- Problem details -
Locate each line of the material that contains "JSON", then return it.
##### Exercise input
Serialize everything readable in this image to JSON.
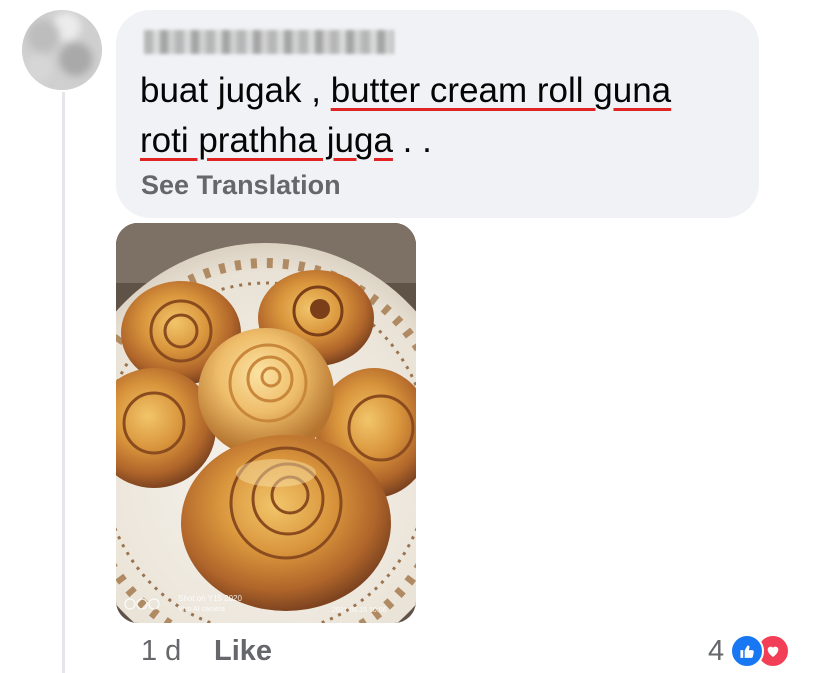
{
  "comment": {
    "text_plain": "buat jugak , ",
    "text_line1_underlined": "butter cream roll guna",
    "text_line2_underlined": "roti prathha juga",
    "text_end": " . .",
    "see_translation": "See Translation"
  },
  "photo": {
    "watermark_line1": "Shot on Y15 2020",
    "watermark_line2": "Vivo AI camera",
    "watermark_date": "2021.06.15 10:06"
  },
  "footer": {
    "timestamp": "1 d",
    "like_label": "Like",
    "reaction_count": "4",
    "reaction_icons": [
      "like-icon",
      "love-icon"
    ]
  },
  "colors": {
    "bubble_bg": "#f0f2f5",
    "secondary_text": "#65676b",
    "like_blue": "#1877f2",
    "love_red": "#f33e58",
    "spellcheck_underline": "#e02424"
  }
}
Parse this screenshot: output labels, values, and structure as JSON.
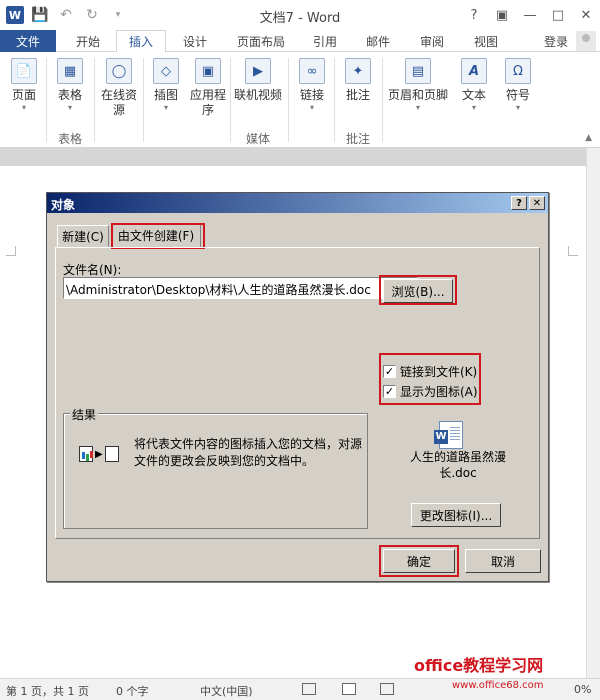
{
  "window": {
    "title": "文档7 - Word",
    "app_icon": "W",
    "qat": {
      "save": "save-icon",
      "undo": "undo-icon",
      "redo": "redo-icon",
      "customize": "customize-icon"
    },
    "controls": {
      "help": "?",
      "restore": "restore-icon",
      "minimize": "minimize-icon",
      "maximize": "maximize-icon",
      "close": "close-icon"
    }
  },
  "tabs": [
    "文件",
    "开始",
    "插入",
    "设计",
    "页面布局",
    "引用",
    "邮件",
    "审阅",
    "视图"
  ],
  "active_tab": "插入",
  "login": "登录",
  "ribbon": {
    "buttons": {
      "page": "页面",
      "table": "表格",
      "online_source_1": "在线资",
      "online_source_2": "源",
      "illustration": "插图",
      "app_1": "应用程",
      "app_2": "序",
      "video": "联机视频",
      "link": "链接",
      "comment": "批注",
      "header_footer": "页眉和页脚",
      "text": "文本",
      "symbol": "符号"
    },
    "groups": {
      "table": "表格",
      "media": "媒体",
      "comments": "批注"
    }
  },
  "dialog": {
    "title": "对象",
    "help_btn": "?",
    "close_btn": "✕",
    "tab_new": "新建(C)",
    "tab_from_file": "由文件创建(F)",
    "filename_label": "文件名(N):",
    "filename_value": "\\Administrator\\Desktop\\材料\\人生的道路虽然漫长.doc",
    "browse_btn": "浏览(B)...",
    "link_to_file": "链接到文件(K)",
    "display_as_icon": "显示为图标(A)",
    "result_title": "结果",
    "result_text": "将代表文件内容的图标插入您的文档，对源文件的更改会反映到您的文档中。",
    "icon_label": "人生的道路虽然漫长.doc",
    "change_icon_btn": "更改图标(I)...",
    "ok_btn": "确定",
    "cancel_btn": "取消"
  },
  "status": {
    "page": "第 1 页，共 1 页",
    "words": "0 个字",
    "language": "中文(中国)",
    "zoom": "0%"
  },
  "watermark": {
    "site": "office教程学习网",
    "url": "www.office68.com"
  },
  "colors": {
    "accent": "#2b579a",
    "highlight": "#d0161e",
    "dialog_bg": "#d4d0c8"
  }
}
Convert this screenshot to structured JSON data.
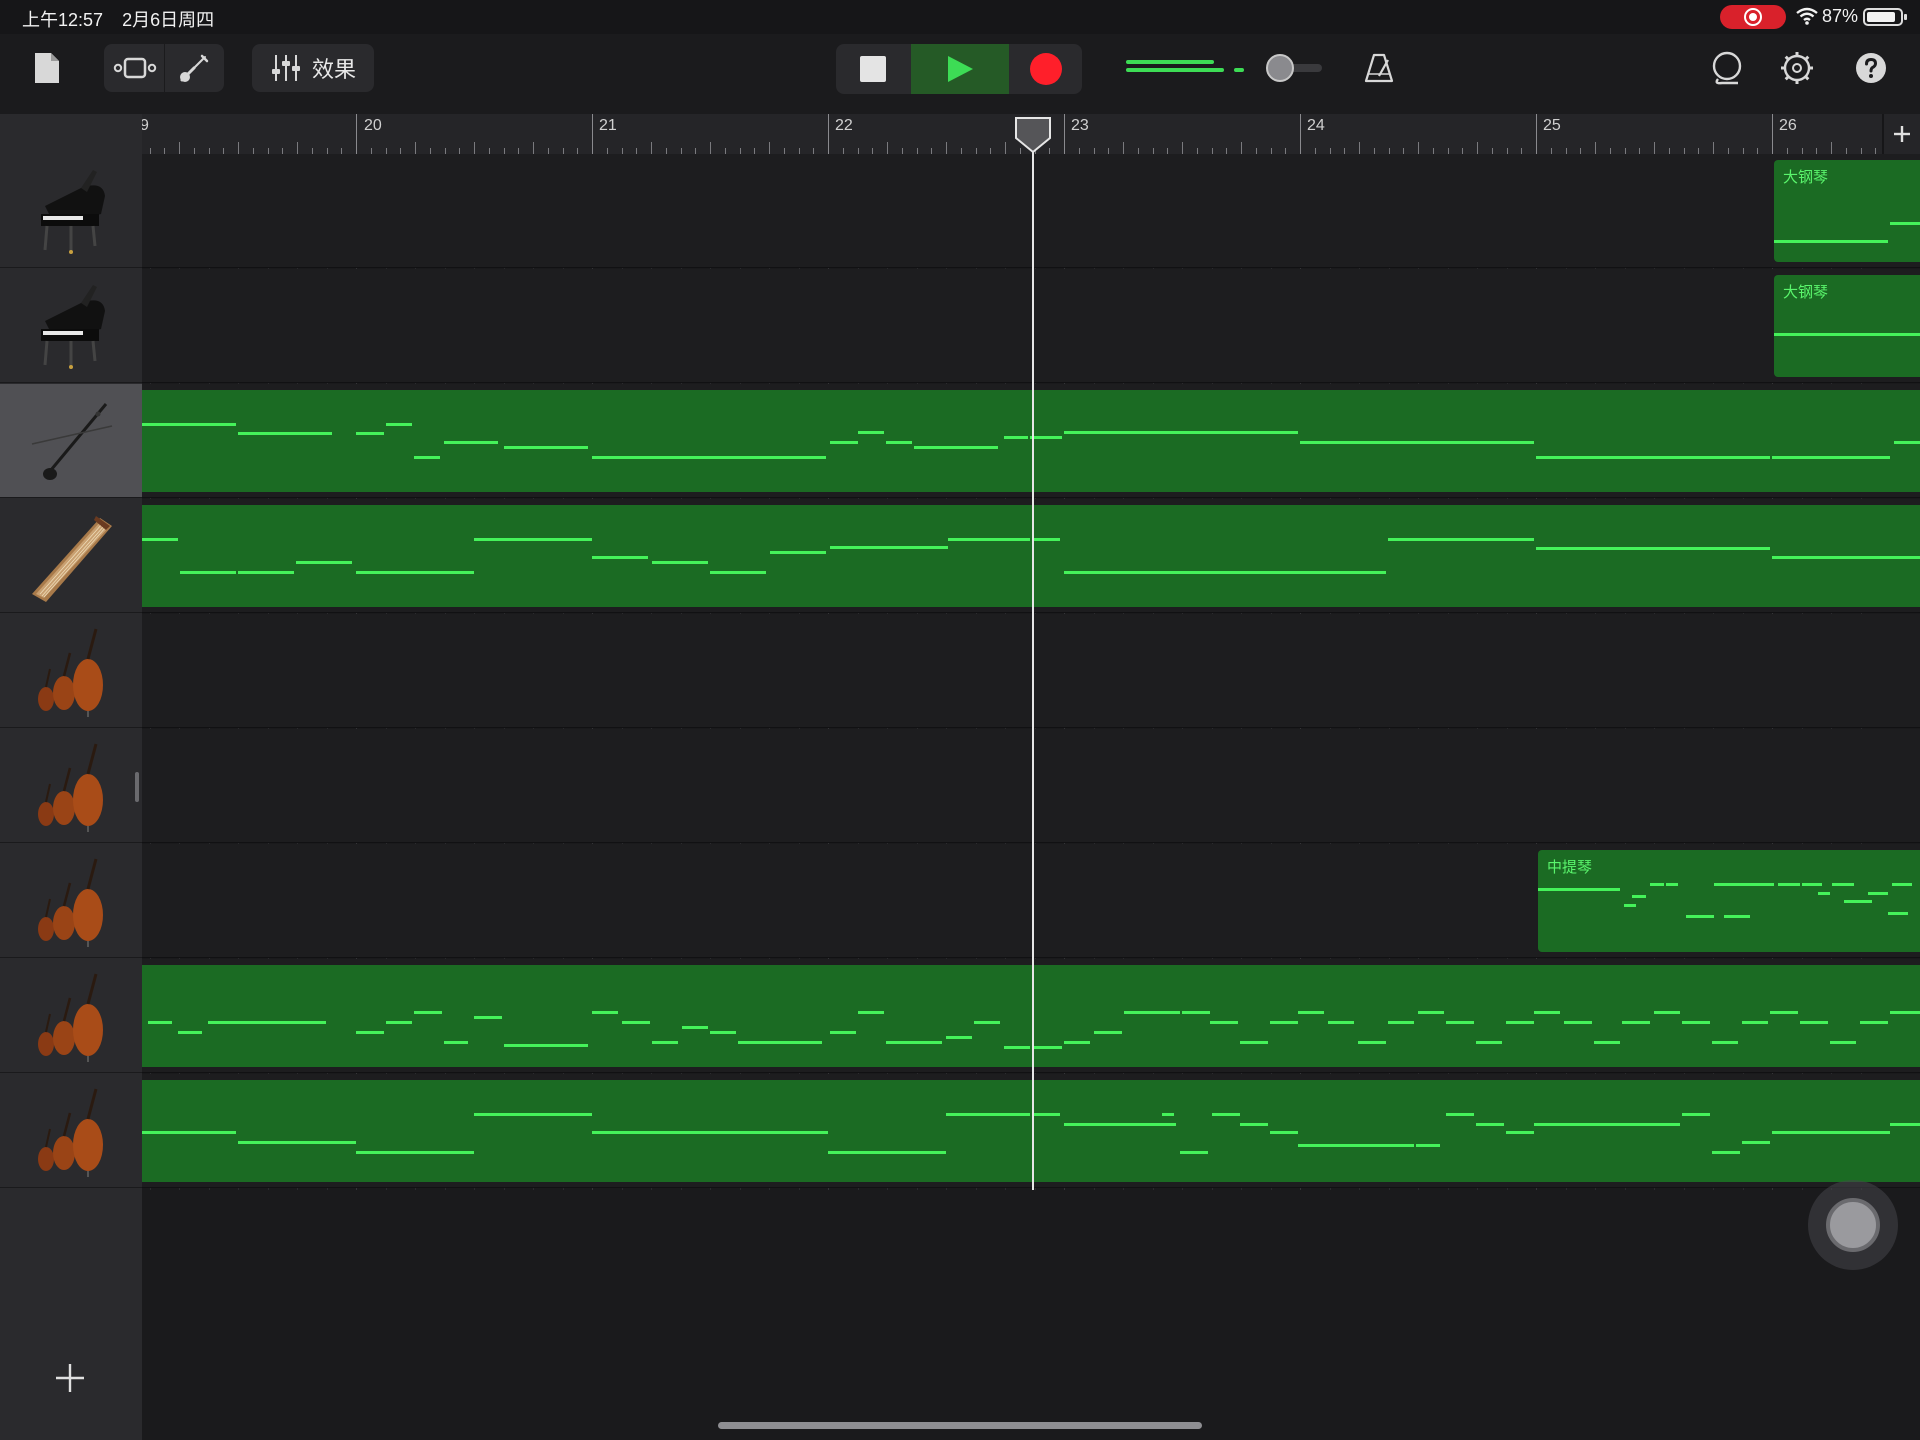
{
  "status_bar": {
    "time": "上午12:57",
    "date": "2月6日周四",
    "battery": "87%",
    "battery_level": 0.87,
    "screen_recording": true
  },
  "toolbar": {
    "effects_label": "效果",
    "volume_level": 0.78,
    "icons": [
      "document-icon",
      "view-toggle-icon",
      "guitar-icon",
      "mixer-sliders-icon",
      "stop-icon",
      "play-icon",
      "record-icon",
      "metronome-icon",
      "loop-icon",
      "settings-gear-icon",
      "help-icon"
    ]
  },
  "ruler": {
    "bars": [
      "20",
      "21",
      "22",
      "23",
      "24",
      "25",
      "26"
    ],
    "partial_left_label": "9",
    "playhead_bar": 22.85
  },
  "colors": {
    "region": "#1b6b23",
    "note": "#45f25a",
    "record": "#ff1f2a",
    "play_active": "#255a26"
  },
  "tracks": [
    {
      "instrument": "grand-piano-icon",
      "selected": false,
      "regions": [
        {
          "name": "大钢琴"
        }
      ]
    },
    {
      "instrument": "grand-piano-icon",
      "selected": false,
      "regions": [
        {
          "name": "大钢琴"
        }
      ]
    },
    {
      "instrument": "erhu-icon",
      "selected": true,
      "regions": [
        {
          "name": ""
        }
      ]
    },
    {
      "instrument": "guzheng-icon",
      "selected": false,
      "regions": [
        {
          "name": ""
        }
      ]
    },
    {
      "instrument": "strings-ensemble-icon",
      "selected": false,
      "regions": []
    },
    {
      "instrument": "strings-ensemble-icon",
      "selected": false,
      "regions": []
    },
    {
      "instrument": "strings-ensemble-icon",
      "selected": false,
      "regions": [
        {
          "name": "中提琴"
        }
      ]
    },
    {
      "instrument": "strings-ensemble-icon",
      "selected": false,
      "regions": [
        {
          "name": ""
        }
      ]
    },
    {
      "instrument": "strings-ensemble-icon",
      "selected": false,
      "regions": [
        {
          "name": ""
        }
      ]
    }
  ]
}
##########
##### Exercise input
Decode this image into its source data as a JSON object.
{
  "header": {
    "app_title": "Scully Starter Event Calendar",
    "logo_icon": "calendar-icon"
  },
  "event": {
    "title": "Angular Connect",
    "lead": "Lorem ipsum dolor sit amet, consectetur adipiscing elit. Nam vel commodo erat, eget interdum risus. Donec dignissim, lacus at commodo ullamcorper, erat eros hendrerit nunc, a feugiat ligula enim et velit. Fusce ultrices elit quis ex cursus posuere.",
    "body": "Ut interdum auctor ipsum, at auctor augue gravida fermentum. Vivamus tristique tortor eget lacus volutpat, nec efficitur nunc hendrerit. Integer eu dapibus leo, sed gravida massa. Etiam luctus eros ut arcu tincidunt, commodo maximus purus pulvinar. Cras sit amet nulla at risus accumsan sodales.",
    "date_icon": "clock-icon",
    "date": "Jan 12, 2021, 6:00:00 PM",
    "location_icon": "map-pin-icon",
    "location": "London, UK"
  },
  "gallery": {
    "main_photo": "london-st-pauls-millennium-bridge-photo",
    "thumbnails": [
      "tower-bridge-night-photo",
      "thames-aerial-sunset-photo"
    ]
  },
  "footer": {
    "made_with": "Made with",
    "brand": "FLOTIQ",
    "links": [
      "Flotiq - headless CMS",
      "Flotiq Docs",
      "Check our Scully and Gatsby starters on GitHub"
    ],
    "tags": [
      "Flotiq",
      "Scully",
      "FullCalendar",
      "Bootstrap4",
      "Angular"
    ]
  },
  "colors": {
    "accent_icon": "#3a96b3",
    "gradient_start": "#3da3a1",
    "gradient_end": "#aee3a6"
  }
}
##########
- Solution -
Serialize everything readable in this image to JSON.
Parse this screenshot: output labels, values, and structure as JSON.
Convert this screenshot to structured JSON data.
Decode this image into its source data as a JSON object.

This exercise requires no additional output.